*You are welcome to read this. It's more for myself than for anyone. I realized today that I never wrote this experience down in a journal. It's important to write these things down!
A year ago today, my Pop passed away. My parents had been in touch with us kids letting us know that Pop's prognosis was not looking good. Most of my siblings had been up to see him the weekend prior, but we were getting settled into our new home and I told myself that I would drive up the following weekend. I called on Monday night to speak to my Dad, and he said that Pop had been hospitalized, that he was slipping quickly and that he was unconscious. I know Dad was just trying to set my mind at ease by telling me that the long drive up to Logan with the little kids wouldn't be necessary, since he wasn't coherant, but I felt horrible. I was kicking myself for thinking that unpacking boxes was more important than visiting my grandpa. Now I felt like I was too late. I missed my chance. The weather was much the same as it is today. Cold and rainy. I like to think that the world was a little sad to lose someone like him.
Pop helped me buy my first car, The Gold Nugget. He shopped around every dealership in Cache Valley, poured over classified ads to find the perfect car for me in my price range. Pop always encouraged me in my schooling and in work, even when it seemed so hard I wanted to just pack up and go home. It was never too early or too late for dessert (Snelgrove's Canadian Vanilla ice cream and brownies). Pop loved working and puttering in his yard, and it warms my heart to see that my Dad is just like him. We can always find him in the yard. Pop would call you to tell you there's a sale on grapefruit at the store, and then tell you how to choose a good one. He would always send me home w/ a goodie basket of tomatoes, zucchini, corn and raspberries from his garden in the summer/fall. Pop could tell a great story. I loved hearing his WWII experiences. I'm so glad he got that published.
As I went about my morning, I kept having that nagging, almost urgent feeling that I needed to go up there anyway. I called my mom, balancing the phone to my ear, as I struggled to put jackets on the kids. "I'm coming up. I know Pop isn't conscious, but I need to see him before he goes." My mom said, "Oh, I'm so glad that you called. Pop's awake. He's very lucid, but the doctors don't think that he has much more than a day." Mom volunteered to watch the kids for me, while I went to the hospital. I have never driven I-15 so fast in my life! The kids were wonderful and so quiet and good. Maybe they could sense that this was a really important drive for mom. I selfishly prayed that Pop could hang on long enough for me to make it up there to see him one last time.

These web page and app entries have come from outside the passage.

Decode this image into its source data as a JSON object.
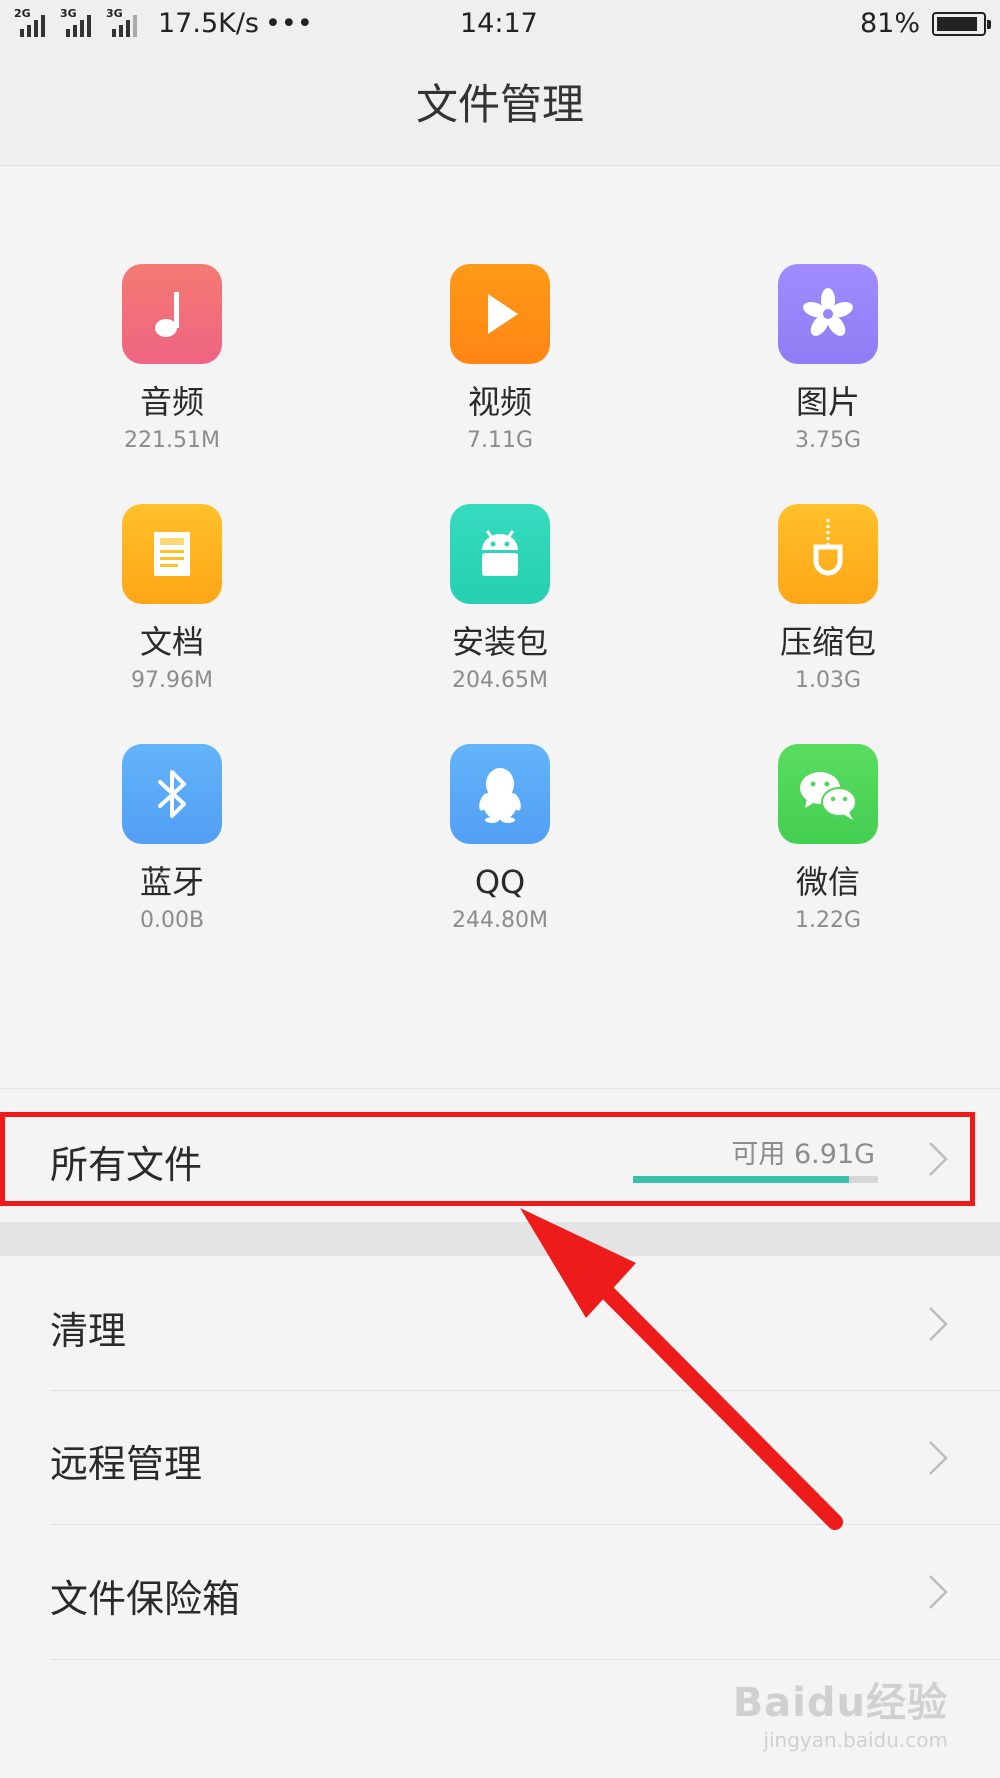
{
  "status_bar": {
    "sim1_tag": "2G",
    "sim2_tag": "3G",
    "sim3_tag": "3G",
    "net_speed": "17.5K/s",
    "more": "•••",
    "time": "14:17",
    "battery_percent": "81%",
    "battery_level": 0.81
  },
  "header": {
    "title": "文件管理"
  },
  "categories": [
    {
      "name": "音频",
      "size": "221.51M",
      "icon": "music-note-icon",
      "color": "#f2707b"
    },
    {
      "name": "视频",
      "size": "7.11G",
      "icon": "play-icon",
      "color": "#ff8f16"
    },
    {
      "name": "图片",
      "size": "3.75G",
      "icon": "flower-icon",
      "color": "#9b84ff"
    },
    {
      "name": "文档",
      "size": "97.96M",
      "icon": "document-icon",
      "color": "#ffb31f"
    },
    {
      "name": "安装包",
      "size": "204.65M",
      "icon": "android-icon",
      "color": "#2fd6b7"
    },
    {
      "name": "压缩包",
      "size": "1.03G",
      "icon": "zip-icon",
      "color": "#ffb31f"
    },
    {
      "name": "蓝牙",
      "size": "0.00B",
      "icon": "bluetooth-icon",
      "color": "#5aaaf8"
    },
    {
      "name": "QQ",
      "size": "244.80M",
      "icon": "qq-penguin-icon",
      "color": "#5aaaf8"
    },
    {
      "name": "微信",
      "size": "1.22G",
      "icon": "wechat-icon",
      "color": "#4fd65b"
    }
  ],
  "all_files": {
    "label": "所有文件",
    "available": "可用 6.91G",
    "used_fraction": 0.88
  },
  "menu": {
    "clean": "清理",
    "remote": "远程管理",
    "vault": "文件保险箱"
  },
  "watermark": {
    "line1": "Baidu经验",
    "line2": "jingyan.baidu.com"
  },
  "colors": {
    "accent_bar": "#39bfa9",
    "highlight": "#ee1b1b"
  }
}
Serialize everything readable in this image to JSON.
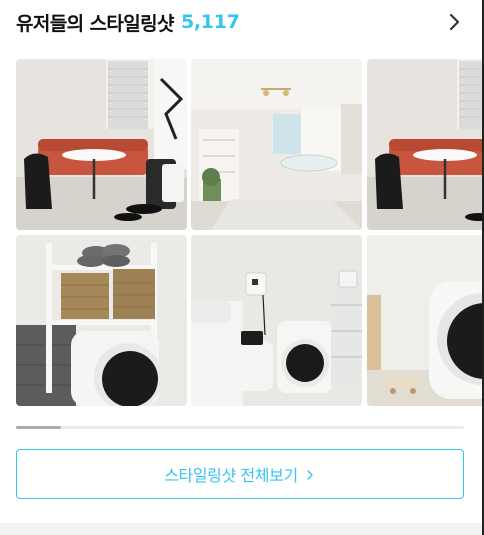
{
  "header": {
    "title": "유저들의 스타일링샷",
    "count": "5,117"
  },
  "photos": [
    {
      "subject": "red sofa, round table, dryer"
    },
    {
      "subject": "white living room"
    },
    {
      "subject": "red sofa, round table, dryer"
    },
    {
      "subject": "baskets on dryer shelf"
    },
    {
      "subject": "bedroom with dryer"
    },
    {
      "subject": "dryer close-up"
    }
  ],
  "carousel": {
    "progress": 0.1
  },
  "cta": {
    "label": "스타일링샷 전체보기"
  },
  "colors": {
    "accent": "#35c5f0",
    "track": "#eaedef",
    "thumb": "#a4acb3"
  },
  "icons": {
    "header_more": "chevron-right-icon",
    "cta_more": "chevron-right-icon"
  }
}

I dropped the kids off at my mom's and went to the hospital. Many of my cousins had driven up as well and were taking turns going in to visit Pop and Grandma. The nurses were a little annoyed at the large procession of people, but Pop was insistent that he didn't need to rest and to let them come. It was my turn to go in. I saw Pop, laying there on the bed with his ventilator -- so different than my fond memories of him driving us around in his boat or holding my little hands tight to help me reel in my first fish.
I looked at Grandma and she smiled, "You're here. I told Blair to wait...that you would come. Blair, Amy's here."
"Hi, Pop! I think I broke the speed limit coming up here."
He reached for my hand. I never know quite what to do or say, so I just started reminiscing about all of the great memories that I had of him as a child and a college student at USU. We laughed and smiled and I felt so wonderful to be THERE.
Then I said, "Well, Pop. I'm sorry I've kept you up. You should probably be resting."
He said, "Oh, my girls. I love my girls. I wouldn't miss this for the world."
I gave him a kiss on the cheek, told him that I loved him so much and said goodbye.
He passed away later that night.
I was so grateful that I got to see him one last time. That's the kind of Grandpa he is. He hung on, even though he was ready to go, until everyone got a chance to feel okay with him going (say goodbye). It was one of the greatest tender mercies I've ever experienced.